Copy out each record below, exactly as given.

#### DATA FOR PROCESSING
• • • • • • •

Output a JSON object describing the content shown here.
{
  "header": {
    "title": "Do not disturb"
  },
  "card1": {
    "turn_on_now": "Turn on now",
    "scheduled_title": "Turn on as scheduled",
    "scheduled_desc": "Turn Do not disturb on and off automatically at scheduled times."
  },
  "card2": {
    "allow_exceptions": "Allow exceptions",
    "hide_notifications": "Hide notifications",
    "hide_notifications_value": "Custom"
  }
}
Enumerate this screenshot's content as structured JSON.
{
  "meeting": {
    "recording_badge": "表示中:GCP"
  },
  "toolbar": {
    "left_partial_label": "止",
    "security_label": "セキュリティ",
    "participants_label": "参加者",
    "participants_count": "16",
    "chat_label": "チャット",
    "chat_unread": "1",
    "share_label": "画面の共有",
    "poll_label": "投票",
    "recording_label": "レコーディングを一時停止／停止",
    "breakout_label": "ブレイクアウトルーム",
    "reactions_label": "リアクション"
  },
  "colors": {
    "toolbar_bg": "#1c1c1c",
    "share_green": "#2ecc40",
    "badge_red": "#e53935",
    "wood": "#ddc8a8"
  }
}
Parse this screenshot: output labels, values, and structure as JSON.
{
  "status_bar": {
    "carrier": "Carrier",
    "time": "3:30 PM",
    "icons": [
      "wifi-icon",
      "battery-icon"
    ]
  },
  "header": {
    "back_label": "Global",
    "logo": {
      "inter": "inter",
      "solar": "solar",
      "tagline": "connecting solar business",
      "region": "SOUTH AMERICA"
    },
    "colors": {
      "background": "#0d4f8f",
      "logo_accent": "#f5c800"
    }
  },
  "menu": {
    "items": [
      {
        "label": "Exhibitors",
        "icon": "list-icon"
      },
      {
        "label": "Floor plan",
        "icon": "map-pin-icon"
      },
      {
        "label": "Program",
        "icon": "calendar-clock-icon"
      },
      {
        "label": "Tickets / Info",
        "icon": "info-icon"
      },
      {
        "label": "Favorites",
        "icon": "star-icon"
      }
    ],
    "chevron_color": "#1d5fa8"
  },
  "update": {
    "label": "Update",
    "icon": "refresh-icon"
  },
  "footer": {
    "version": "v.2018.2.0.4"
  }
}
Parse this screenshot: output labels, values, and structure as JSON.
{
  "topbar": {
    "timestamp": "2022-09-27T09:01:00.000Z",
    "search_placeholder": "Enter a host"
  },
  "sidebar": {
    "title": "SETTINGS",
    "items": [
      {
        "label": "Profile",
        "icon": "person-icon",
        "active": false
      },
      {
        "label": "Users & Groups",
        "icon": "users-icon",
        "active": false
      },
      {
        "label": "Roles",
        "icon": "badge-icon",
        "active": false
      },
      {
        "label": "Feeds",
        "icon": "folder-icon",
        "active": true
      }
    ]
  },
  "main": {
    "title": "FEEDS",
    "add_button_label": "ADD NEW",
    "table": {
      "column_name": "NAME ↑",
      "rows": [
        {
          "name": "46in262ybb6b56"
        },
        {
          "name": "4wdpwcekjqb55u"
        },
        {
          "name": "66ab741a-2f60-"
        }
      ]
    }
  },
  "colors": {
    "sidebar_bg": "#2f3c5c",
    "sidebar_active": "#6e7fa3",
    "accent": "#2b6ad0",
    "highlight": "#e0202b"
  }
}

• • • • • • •

#### EXERCISE OUTPUT
Output a JSON object describing the content shown here.
{
  "header": {
    "title": "Do not disturb"
  },
  "card1": {
    "turn_on_now": "Turn on now",
    "scheduled_title": "Turn on as scheduled",
    "scheduled_desc": "Turn Do not disturb on and off automatically at scheduled times."
  },
  "card2": {
    "allow_exceptions": "Allow exceptions",
    "hide_notifications": "Hide notifications",
    "hide_notifications_value": "Custom"
  }
}
Enumerate this screenshot's content as structured JSON.
{
  "meeting": {
    "recording_badge": "表示中:GCP"
  },
  "toolbar": {
    "left_partial_label": "止",
    "security_label": "セキュリティ",
    "participants_label": "参加者",
    "participants_count": "16",
    "chat_label": "チャット",
    "chat_unread": "1",
    "share_label": "画面の共有",
    "poll_label": "投票",
    "recording_label": "レコーディングを一時停止／停止",
    "breakout_label": "ブレイクアウトルーム",
    "reactions_label": "リアクション"
  },
  "colors": {
    "toolbar_bg": "#1c1c1c",
    "share_green": "#2ecc40",
    "badge_red": "#e53935",
    "wood": "#ddc8a8"
  }
}
Parse this screenshot: output labels, values, and structure as JSON.
{
  "status_bar": {
    "carrier": "Carrier",
    "time": "3:30 PM",
    "icons": [
      "wifi-icon",
      "battery-icon"
    ]
  },
  "header": {
    "back_label": "Global",
    "logo": {
      "inter": "inter",
      "solar": "solar",
      "tagline": "connecting solar business",
      "region": "SOUTH AMERICA"
    },
    "colors": {
      "background": "#0d4f8f",
      "logo_accent": "#f5c800"
    }
  },
  "menu": {
    "items": [
      {
        "label": "Exhibitors",
        "icon": "list-icon"
      },
      {
        "label": "Floor plan",
        "icon": "map-pin-icon"
      },
      {
        "label": "Program",
        "icon": "calendar-clock-icon"
      },
      {
        "label": "Tickets / Info",
        "icon": "info-icon"
      },
      {
        "label": "Favorites",
        "icon": "star-icon"
      }
    ],
    "chevron_color": "#1d5fa8"
  },
  "update": {
    "label": "Update",
    "icon": "refresh-icon"
  },
  "footer": {
    "version": "v.2018.2.0.4"
  }
}
Parse this screenshot: output labels, values, and structure as JSON.
{
  "topbar": {
    "timestamp": "2022-09-27T09:01:00.000Z",
    "search_placeholder": "Enter a host"
  },
  "sidebar": {
    "title": "SETTINGS",
    "items": [
      {
        "label": "Profile",
        "icon": "person-icon",
        "active": false
      },
      {
        "label": "Users & Groups",
        "icon": "users-icon",
        "active": false
      },
      {
        "label": "Roles",
        "icon": "badge-icon",
        "active": false
      },
      {
        "label": "Feeds",
        "icon": "folder-icon",
        "active": true
      }
    ]
  },
  "main": {
    "title": "FEEDS",
    "add_button_label": "ADD NEW",
    "table": {
      "column_name": "NAME ↑",
      "rows": [
        {
          "name": "46in262ybb6b56"
        },
        {
          "name": "4wdpwcekjqb55u"
        },
        {
          "name": "66ab741a-2f60-"
        }
      ]
    }
  },
  "colors": {
    "sidebar_bg": "#2f3c5c",
    "sidebar_active": "#6e7fa3",
    "accent": "#2b6ad0",
    "highlight": "#e0202b"
  }
}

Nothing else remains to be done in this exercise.